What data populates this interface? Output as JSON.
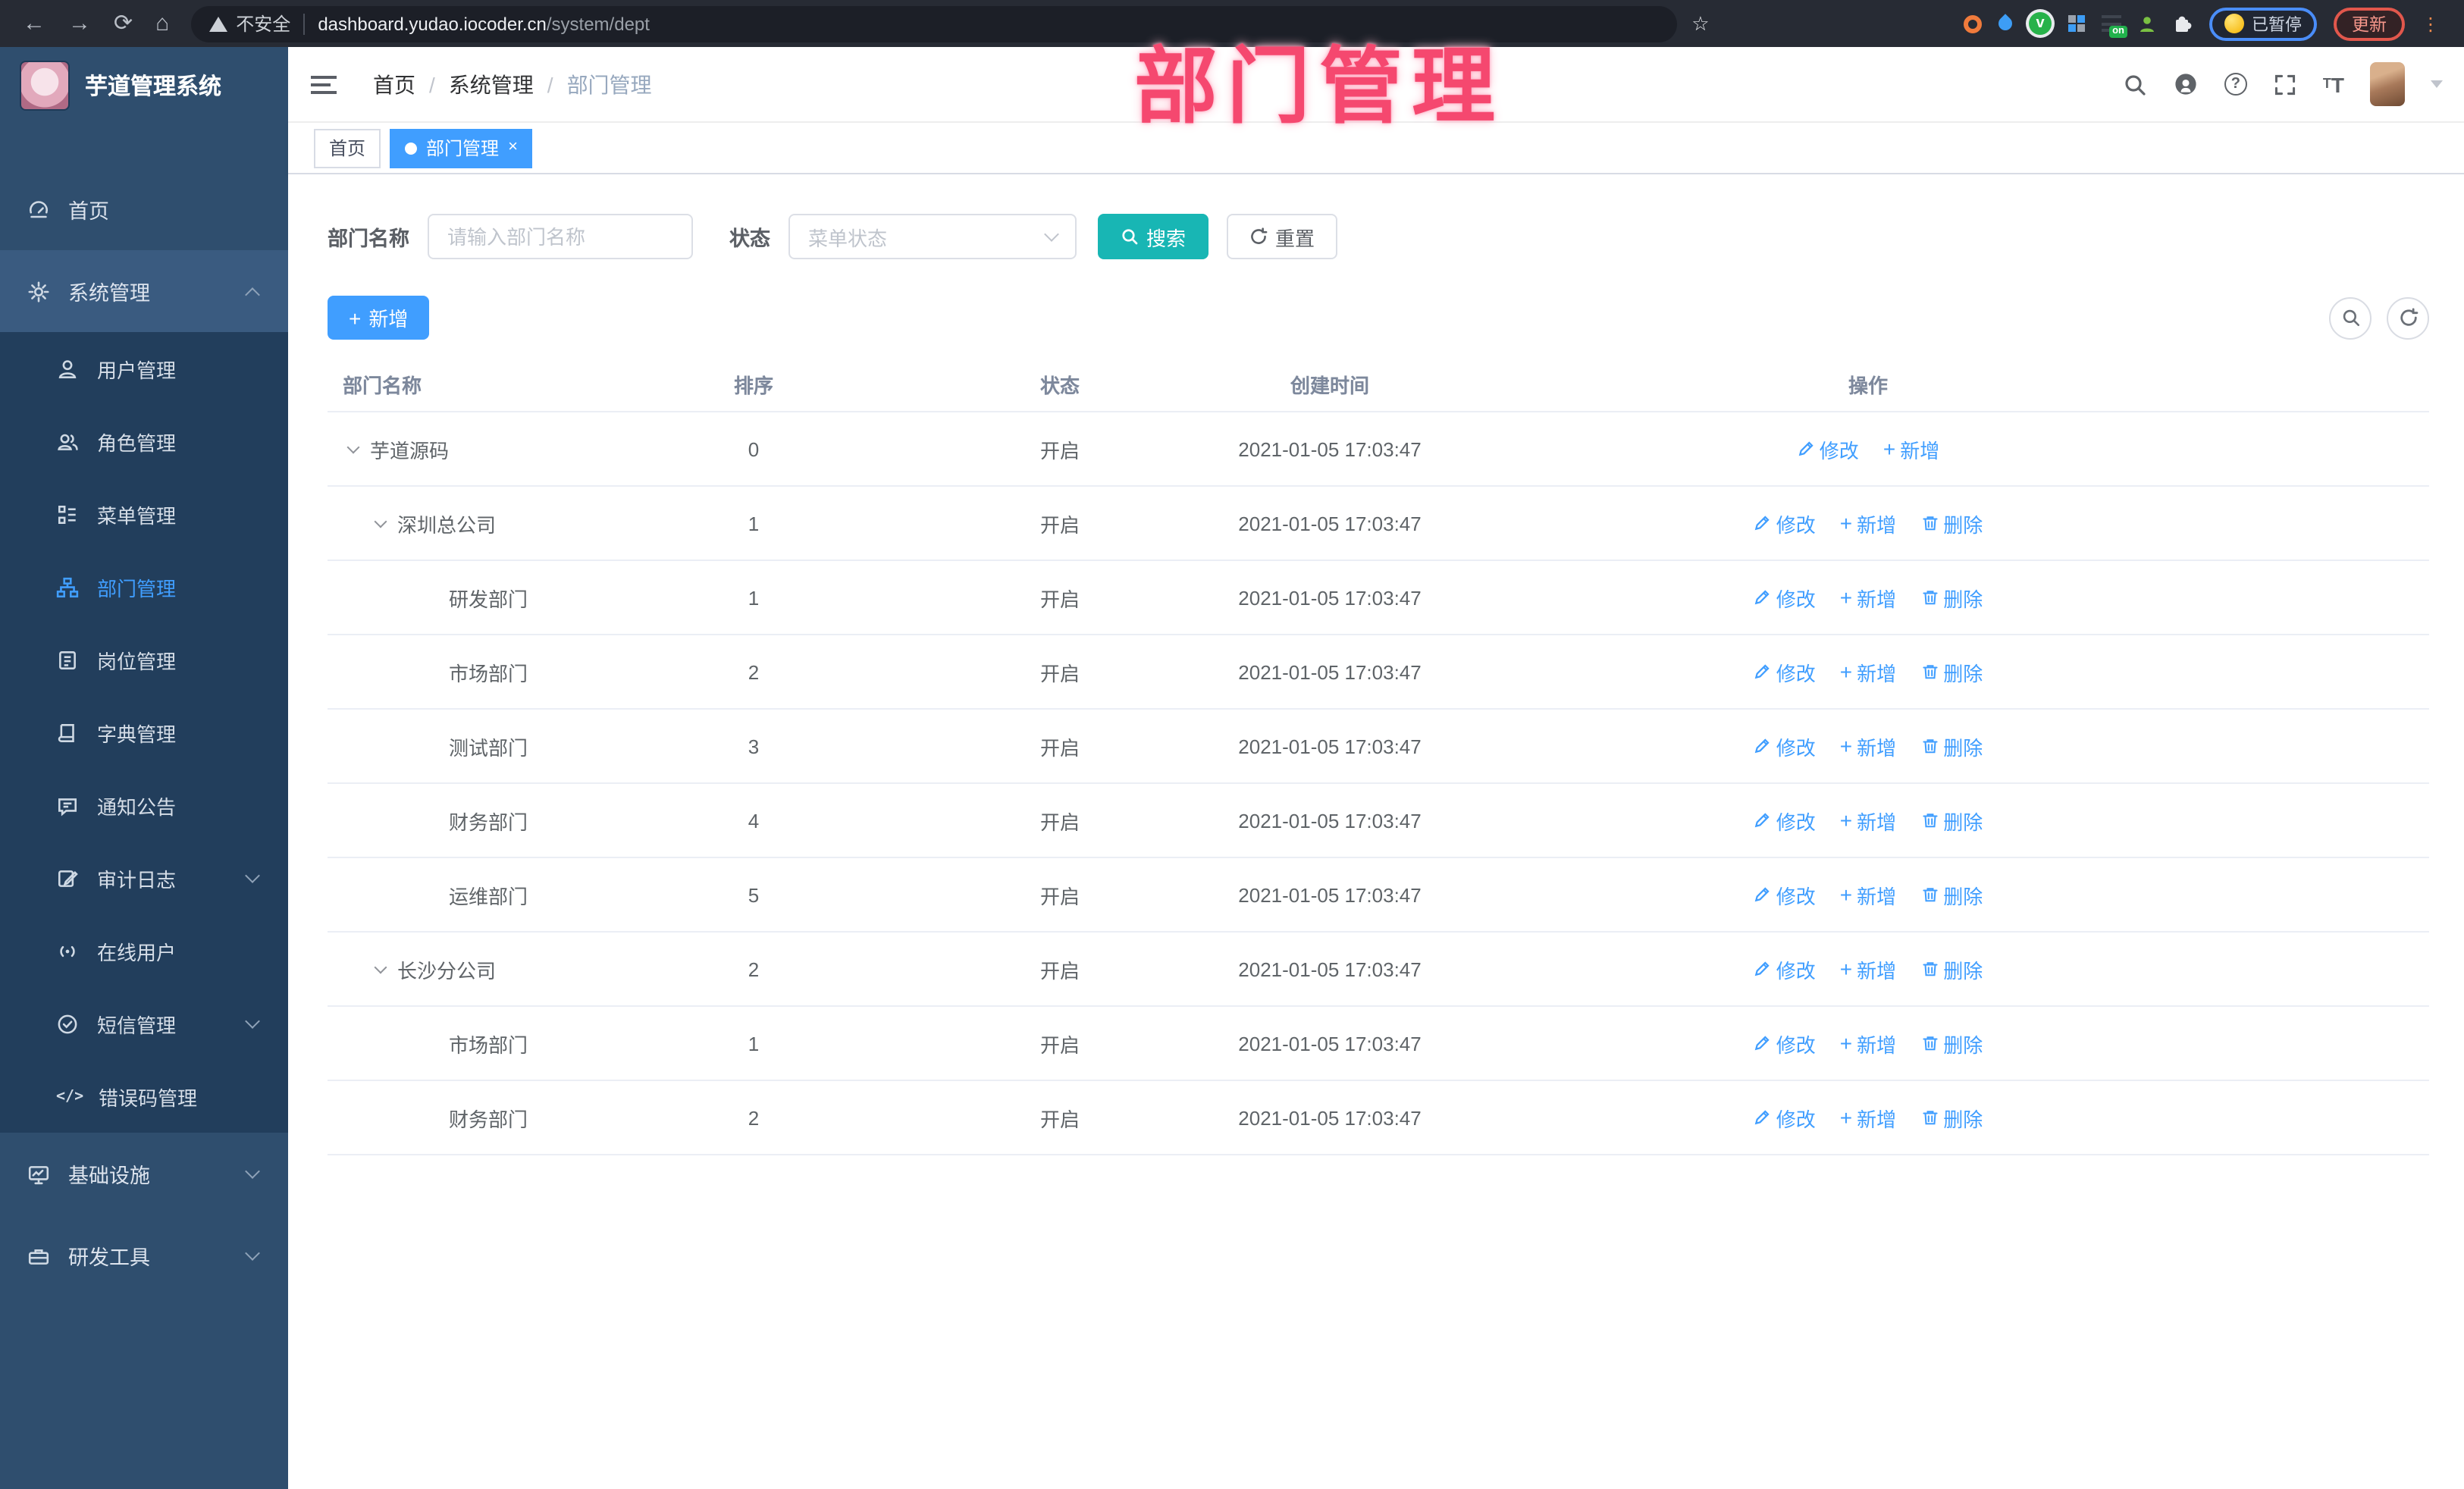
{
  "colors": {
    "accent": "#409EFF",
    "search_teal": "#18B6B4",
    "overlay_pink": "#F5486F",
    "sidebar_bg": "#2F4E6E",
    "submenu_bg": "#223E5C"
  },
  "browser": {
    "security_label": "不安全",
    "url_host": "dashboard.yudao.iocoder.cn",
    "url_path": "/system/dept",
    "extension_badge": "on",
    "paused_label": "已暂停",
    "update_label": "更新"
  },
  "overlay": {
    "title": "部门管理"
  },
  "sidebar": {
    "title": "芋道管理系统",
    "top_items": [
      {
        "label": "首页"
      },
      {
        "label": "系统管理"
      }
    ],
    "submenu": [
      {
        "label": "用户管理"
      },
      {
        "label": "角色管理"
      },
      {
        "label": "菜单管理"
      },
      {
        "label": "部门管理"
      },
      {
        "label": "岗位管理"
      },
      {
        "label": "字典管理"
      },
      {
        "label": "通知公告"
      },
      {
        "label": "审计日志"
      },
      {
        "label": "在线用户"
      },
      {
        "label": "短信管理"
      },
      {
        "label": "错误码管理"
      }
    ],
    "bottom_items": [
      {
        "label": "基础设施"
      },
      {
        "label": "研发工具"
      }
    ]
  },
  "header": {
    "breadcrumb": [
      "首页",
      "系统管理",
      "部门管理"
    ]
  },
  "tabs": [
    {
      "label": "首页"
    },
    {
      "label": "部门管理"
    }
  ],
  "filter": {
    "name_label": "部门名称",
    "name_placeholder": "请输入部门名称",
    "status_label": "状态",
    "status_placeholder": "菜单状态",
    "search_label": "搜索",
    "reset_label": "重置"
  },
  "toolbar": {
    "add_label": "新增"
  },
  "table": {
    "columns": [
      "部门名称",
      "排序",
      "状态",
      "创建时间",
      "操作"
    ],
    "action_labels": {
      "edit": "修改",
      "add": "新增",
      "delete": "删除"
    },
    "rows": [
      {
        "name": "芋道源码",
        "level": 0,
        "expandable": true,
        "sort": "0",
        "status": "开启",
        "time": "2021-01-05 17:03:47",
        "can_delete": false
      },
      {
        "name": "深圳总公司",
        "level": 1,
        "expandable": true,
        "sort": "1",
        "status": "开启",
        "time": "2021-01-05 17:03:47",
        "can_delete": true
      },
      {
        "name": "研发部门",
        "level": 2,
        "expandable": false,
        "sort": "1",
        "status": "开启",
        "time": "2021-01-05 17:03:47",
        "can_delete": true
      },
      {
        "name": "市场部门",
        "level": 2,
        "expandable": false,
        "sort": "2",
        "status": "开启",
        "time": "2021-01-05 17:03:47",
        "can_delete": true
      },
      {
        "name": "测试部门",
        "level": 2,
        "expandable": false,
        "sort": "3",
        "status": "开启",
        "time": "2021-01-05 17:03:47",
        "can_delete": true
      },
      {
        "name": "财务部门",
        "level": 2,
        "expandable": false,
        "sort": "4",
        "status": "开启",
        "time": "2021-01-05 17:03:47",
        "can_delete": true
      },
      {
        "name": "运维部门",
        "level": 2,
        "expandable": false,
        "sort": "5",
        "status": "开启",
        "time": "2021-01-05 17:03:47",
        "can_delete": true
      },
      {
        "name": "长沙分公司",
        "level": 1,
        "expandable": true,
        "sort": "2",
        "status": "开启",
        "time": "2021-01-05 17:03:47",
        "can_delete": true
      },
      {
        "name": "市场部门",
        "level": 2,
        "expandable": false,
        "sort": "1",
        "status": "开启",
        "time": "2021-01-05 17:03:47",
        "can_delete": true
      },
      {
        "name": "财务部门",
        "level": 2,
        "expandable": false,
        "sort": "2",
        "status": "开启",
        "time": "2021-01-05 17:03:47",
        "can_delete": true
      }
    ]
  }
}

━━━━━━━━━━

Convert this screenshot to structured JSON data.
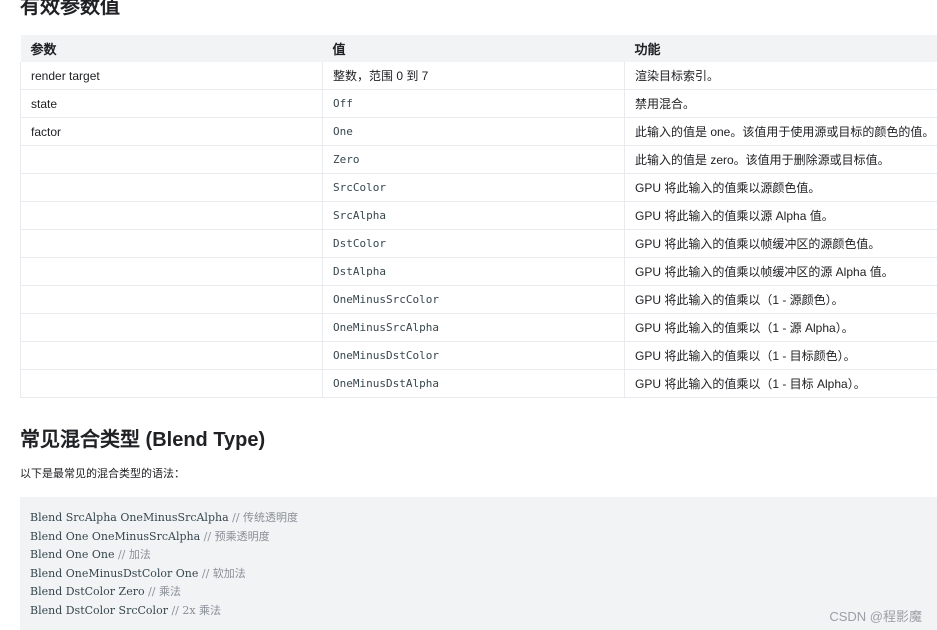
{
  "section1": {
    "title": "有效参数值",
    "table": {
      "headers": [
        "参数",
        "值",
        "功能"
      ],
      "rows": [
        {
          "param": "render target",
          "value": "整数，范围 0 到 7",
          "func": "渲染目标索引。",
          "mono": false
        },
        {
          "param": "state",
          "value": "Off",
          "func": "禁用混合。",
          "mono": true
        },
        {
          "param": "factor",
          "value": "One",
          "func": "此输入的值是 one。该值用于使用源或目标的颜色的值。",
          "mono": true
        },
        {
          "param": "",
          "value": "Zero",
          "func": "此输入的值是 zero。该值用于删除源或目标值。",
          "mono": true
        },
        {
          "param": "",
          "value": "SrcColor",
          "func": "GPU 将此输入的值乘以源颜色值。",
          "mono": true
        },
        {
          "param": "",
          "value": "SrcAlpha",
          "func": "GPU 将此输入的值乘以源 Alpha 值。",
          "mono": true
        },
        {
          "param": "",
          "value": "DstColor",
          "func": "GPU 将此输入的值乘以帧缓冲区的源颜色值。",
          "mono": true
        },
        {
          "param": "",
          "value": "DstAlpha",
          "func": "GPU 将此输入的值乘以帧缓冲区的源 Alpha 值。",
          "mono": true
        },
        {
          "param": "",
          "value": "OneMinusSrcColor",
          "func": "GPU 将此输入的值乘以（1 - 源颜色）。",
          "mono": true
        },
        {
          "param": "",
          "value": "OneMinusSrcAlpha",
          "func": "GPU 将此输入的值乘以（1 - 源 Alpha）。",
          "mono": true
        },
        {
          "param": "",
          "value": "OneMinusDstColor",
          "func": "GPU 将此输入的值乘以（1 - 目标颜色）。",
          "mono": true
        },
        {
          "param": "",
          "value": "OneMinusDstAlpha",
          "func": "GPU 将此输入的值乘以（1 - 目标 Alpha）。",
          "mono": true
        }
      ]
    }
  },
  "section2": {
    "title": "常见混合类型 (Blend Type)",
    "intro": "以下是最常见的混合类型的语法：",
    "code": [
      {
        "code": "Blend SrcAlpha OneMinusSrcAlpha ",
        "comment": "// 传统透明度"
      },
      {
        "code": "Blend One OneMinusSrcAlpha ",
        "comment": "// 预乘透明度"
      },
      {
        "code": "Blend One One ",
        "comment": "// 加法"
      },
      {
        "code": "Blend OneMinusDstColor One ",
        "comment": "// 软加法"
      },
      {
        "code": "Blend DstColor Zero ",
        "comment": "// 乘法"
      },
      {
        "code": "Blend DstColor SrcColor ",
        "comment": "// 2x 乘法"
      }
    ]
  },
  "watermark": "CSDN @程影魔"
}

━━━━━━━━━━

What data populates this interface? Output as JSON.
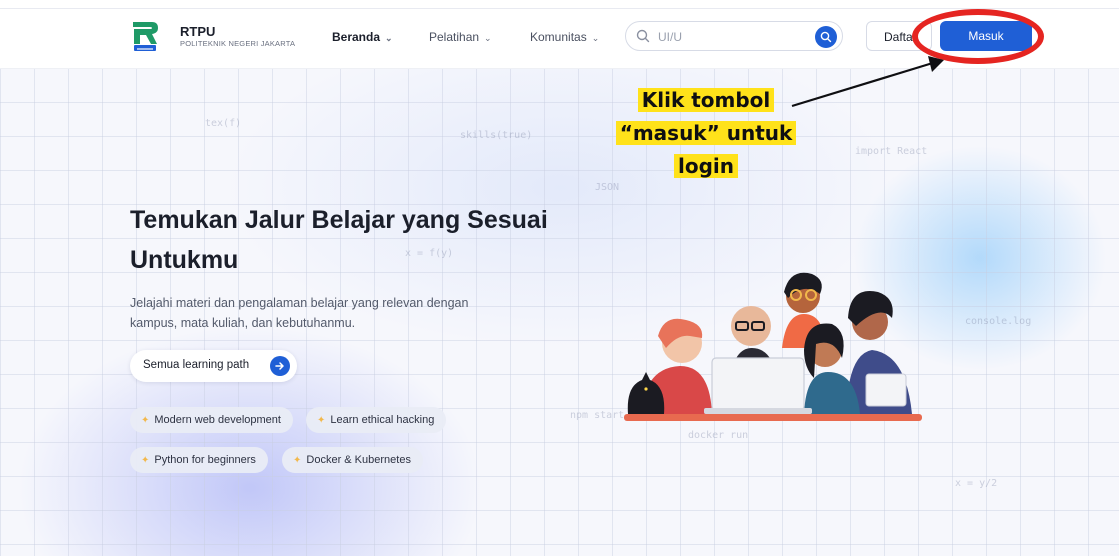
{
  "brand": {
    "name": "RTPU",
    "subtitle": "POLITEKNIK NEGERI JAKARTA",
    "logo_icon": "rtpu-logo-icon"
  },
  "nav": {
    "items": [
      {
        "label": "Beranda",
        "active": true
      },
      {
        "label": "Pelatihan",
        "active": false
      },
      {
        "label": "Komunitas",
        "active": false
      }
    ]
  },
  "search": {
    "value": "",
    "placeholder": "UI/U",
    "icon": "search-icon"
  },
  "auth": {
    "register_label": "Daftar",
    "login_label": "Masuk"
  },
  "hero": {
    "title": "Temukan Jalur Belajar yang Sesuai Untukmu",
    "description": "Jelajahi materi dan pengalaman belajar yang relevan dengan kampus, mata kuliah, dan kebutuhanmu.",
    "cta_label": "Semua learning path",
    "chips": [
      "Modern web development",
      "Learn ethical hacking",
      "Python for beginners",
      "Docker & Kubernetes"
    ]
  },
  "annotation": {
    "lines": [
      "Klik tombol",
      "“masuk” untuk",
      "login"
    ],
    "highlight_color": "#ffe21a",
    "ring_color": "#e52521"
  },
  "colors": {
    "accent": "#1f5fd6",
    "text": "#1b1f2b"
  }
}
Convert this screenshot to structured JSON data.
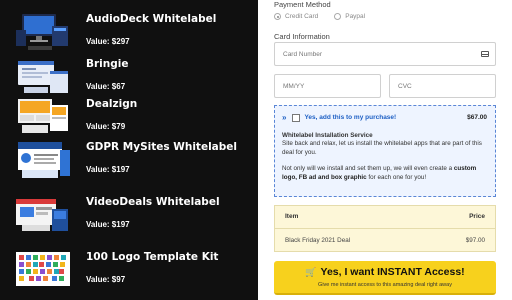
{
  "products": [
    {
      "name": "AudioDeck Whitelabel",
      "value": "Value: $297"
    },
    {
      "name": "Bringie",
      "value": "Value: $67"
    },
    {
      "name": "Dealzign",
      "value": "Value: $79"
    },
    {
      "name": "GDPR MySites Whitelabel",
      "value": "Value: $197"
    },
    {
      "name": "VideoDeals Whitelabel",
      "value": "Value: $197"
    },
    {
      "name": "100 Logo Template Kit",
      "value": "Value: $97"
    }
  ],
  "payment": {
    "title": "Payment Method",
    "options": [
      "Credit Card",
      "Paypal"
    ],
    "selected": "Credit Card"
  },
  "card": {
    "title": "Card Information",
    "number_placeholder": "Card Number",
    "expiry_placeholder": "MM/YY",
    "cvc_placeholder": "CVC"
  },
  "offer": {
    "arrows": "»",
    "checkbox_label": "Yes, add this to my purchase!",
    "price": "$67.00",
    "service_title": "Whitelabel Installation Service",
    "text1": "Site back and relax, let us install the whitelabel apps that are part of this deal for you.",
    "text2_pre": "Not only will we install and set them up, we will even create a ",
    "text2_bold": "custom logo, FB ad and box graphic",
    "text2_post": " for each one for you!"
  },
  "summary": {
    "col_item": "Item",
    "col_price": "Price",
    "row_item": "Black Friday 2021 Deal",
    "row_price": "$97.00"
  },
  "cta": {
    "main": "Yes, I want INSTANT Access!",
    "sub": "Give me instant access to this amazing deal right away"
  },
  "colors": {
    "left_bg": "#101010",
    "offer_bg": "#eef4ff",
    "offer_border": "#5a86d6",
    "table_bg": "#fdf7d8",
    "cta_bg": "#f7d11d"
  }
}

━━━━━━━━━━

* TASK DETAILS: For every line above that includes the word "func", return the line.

* WRITTEN REPLY:
          "func": "渲染目标索引。",
          "func": "禁用混合。",
          "func": "此输入的值是 one。该值用于使用源或目标的颜色的值。",
          "func": "此输入的值是 zero。该值用于删除源或目标值。",
          "func": "GPU 将此输入的值乘以源颜色值。",
          "func": "GPU 将此输入的值乘以源 Alpha 值。",
          "func": "GPU 将此输入的值乘以帧缓冲区的源颜色值。",
          "func": "GPU 将此输入的值乘以帧缓冲区的源 Alpha 值。",
          "func": "GPU 将此输入的值乘以（1 - 源颜色）。",
          "func": "GPU 将此输入的值乘以（1 - 源 Alpha）。",
          "func": "GPU 将此输入的值乘以（1 - 目标颜色）。",
          "func": "GPU 将此输入的值乘以（1 - 目标 Alpha）。",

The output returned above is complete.